For Berdegué, the numbers are dramatic because “it’s not about being closer to the goal of zero hunger (by 2030). The goal is not a few less hungry people,” he said, noting that this is a food-producing and -exporting region, where “there is no lack of food, what is missing is money to buy it.”

He added that serious food insecurity affects 47.1 million people in Latin America and the Caribbean, and said “the worst thing is that most of them live in South America, the richest part of the region. How is it possible that 62 percent of the hungry are in South America?”

The report establishes a close link between economic and social inequality and higher levels of hunger, obesity and malnutrition.

Five million children suffer from hunger, children in the poorest segment of the population, who are “condemned to a very limited life,” Berdegué said.

He pointed out that the four U.N. agencies found a correlation between hunger and belonging to some ethnic groups.

Referring to indigenous groups, he noted that “In Peru, 25 percent of Quechua children and 23 percent of Aymara children suffer from chronic malnutrition, while at the national level the proportion is 16 percent.”

At the same time, the number of obese people is growing by 3.6 million each year, and today one in four adults in the region are obese. And some 250 million people are overweight: 60 percent of the regional population.

Overweight affects 3.9 million children under the age of five, more than the global average of 5.6 per cent, the report says.

“It’s a rampant and out of control epidemic. We have never eaten so badly. We have to make a shift towards a healthy and nutritious diet,” Berdegué said.

He added that 18 countries in the region produce fruits and vegetables, but export most of them.

“It is essential to regulate fats and salt content in food. There are many people who can’t afford to eat healthy. School curricula should include healthy eating,” Berdegué said, suggesting possible solutions to deal with the epidemic.

Carissa F. Etienne, director of PAHO, said that “although malnutrition persists in the region, particularly in vulnerable populations, obesity and overweight also particularly affect these groups.”
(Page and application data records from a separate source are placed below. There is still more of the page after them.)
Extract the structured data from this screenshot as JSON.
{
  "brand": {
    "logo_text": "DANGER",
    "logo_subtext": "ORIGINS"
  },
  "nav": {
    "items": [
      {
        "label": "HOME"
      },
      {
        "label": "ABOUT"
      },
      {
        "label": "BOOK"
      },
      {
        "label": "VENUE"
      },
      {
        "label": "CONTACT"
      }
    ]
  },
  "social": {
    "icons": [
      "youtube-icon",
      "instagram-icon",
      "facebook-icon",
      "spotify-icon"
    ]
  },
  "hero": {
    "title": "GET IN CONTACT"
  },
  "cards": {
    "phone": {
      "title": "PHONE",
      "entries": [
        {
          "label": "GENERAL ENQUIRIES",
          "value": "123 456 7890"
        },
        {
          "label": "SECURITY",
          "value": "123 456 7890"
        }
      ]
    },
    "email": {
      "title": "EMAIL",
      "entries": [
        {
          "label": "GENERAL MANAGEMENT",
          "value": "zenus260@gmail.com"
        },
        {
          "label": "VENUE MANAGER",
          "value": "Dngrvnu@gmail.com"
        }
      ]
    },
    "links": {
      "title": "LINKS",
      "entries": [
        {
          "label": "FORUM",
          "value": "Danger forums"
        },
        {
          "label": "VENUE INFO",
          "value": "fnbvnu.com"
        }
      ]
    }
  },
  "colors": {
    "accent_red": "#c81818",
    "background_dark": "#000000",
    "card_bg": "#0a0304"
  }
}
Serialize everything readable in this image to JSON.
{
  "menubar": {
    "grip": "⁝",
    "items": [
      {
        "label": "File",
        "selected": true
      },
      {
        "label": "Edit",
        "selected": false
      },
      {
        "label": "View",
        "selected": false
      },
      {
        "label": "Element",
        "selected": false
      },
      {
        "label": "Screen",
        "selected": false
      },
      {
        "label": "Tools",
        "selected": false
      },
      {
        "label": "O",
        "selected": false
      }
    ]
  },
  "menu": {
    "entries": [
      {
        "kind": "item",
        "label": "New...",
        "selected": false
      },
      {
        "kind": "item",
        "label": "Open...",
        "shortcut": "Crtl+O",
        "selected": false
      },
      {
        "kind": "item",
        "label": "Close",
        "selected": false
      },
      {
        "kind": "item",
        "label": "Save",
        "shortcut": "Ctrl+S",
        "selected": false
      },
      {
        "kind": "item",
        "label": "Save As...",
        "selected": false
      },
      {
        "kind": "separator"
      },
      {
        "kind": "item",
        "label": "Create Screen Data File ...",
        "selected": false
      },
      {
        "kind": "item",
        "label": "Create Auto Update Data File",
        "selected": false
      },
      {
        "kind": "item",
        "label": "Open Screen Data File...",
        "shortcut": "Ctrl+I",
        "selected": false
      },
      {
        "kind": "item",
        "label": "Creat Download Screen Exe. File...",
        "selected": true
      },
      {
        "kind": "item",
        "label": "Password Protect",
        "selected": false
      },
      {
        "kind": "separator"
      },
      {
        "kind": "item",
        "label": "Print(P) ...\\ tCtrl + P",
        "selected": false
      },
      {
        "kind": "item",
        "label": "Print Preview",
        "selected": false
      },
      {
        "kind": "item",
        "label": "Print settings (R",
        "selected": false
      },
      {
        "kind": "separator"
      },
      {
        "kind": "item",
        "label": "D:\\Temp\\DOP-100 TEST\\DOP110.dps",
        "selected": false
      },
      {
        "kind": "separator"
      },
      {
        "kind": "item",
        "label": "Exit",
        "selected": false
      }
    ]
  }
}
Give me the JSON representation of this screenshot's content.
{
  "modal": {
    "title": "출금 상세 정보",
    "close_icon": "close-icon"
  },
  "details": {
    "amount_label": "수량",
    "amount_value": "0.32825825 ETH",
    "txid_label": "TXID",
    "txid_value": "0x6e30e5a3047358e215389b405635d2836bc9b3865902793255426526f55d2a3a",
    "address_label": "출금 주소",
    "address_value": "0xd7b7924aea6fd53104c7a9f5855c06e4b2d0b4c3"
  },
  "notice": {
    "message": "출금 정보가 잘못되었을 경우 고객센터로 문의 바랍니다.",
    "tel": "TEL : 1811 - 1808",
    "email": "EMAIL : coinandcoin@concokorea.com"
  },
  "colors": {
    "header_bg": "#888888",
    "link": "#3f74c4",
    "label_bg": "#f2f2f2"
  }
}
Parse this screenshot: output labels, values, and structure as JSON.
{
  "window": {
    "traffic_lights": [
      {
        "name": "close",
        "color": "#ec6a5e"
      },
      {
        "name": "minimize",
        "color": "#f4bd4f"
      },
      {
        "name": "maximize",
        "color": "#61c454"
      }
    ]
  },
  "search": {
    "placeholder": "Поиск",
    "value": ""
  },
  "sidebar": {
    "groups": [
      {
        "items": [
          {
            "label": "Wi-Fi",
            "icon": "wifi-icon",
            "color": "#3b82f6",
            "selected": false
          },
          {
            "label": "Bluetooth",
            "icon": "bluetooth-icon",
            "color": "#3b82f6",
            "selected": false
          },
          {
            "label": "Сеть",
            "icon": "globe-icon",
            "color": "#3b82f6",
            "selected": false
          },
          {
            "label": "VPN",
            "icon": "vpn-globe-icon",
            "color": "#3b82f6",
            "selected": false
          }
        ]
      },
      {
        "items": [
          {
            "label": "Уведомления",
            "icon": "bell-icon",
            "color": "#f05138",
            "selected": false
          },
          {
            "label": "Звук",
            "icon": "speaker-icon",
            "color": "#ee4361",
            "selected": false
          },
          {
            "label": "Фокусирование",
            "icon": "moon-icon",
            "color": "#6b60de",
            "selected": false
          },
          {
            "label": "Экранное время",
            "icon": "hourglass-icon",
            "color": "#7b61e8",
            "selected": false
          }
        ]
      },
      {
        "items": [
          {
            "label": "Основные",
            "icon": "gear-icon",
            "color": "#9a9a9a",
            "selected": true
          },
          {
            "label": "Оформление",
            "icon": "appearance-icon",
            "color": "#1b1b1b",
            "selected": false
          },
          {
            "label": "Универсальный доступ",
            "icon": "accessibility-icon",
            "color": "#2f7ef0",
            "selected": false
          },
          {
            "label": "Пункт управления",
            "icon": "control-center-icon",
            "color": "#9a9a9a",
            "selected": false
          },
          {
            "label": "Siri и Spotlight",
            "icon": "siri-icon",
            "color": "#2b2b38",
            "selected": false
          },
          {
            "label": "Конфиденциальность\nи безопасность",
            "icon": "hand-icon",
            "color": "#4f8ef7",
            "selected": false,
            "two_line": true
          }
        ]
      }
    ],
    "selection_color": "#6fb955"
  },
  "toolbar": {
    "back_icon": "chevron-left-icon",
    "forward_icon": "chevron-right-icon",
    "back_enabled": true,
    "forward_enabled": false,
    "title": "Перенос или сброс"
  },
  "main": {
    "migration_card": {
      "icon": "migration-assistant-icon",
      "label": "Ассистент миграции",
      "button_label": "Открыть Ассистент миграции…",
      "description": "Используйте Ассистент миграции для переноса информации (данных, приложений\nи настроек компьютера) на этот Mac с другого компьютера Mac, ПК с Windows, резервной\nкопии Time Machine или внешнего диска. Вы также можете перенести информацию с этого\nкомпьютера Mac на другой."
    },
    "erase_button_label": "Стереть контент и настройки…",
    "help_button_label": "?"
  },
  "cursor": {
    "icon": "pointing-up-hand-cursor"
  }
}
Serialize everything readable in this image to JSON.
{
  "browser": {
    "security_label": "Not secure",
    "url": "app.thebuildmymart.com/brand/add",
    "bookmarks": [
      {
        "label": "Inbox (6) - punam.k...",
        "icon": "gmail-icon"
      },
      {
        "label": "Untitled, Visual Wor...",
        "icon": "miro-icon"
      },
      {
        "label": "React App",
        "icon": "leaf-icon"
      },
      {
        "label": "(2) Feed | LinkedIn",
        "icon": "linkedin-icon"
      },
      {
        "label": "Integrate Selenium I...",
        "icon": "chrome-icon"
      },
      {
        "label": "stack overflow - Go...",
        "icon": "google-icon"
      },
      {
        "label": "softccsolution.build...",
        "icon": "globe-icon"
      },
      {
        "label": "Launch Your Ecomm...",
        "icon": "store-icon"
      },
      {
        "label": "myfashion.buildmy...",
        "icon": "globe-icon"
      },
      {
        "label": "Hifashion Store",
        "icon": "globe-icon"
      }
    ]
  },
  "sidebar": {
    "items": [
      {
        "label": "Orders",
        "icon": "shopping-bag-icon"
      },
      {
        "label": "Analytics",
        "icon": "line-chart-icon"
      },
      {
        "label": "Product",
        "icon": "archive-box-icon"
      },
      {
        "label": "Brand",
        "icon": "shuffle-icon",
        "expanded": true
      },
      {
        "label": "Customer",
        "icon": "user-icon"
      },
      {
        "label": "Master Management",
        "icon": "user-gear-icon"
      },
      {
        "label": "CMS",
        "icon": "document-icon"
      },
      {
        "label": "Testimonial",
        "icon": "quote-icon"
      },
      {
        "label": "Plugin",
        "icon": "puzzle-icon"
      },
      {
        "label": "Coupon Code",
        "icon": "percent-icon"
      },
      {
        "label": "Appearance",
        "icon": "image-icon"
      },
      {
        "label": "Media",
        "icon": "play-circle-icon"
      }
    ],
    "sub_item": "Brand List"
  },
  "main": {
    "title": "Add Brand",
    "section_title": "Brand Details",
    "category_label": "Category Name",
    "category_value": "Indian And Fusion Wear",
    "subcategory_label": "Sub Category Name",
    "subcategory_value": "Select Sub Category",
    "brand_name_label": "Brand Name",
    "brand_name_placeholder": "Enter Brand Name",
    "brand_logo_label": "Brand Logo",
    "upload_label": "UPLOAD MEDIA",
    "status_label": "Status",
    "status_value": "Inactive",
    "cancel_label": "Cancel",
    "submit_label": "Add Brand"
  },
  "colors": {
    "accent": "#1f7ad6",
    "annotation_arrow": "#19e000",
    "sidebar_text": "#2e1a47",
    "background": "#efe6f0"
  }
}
“A multisectoral approach is needed, ranging from ensuring access to balanced and healthy food to addressing other social factors that also impact on these forms of malnutrition, such as access to education, water and sanitation, and health services,” she said in a connection from the organisation’s Washington headquarters.

In her view, “we must make progress in access to universal health so that all people can receive the care and prevention measures they need with regard to malnutrition and its long-term consequences.”

The Panorama states that hunger, malnutrition, micronutrient deficiencies, overweight and obesity especially affect lower-income people, women, indigenous people, blacks and rural families in the region.

In Latin America, 8.4 percent of women face severe food insecurity, compared to 6.9 percent of men, and indigenous populations are more food insecure than non-indigenous populations.

In 10 countries, children from the poorest 20 percent of households suffer three times more stunting than the richest 20 percent.

According to the report, one of the main causes of the rise in malnutrition among particularly vulnerable population groups is changes in the region’s food systems and food cycle from production to consumption.

The greatest effects occur in the most excluded sectors which, although they have increased their consumption of healthy foods such as milk and meat, often have to opt for products high in fats, sugar and salt because they are cheaper.

With respect to the gender divide, the Panorama reports that 19 million women suffer from severe food insecurity, compared to 15 million men.

In all of the countries, the obesity rate for adult women is higher than for men; in 19 countries, the obesity rate for women is at least 10 percentage points higher than for men.

“Gender equity is a valuable policy instrument to reduce inequalities. We need to strengthen it in practice, which involves promoting equality in access to and control of household resources, as well as in decisions to empower women,” said Miguel Barreto, WFP regional director, from Panama City.